(Beginning of RECORDED INFORMATION)

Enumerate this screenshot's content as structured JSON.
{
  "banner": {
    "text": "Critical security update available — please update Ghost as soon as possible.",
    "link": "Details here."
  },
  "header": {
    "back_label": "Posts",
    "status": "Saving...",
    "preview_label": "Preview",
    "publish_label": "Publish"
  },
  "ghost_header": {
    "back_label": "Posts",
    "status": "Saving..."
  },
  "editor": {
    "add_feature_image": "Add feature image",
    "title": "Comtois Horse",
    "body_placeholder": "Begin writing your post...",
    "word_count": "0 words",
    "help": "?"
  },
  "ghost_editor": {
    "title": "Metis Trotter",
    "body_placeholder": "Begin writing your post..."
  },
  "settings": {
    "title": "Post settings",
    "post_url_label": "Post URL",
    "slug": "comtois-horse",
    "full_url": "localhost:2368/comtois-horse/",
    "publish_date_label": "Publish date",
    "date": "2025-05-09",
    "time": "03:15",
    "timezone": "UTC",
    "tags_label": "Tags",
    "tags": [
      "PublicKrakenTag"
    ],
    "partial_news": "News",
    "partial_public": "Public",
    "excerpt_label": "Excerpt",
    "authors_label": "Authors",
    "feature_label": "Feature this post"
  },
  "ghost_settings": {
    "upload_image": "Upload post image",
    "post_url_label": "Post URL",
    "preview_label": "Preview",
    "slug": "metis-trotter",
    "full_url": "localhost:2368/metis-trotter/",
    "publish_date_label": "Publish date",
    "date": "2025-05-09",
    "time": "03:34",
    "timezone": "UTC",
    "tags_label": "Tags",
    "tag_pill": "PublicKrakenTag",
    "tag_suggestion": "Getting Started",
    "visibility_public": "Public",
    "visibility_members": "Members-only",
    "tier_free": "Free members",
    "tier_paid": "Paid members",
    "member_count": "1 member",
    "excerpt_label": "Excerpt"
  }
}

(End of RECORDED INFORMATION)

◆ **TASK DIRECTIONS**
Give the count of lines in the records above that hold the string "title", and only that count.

◆ **ANSWER BOX**
3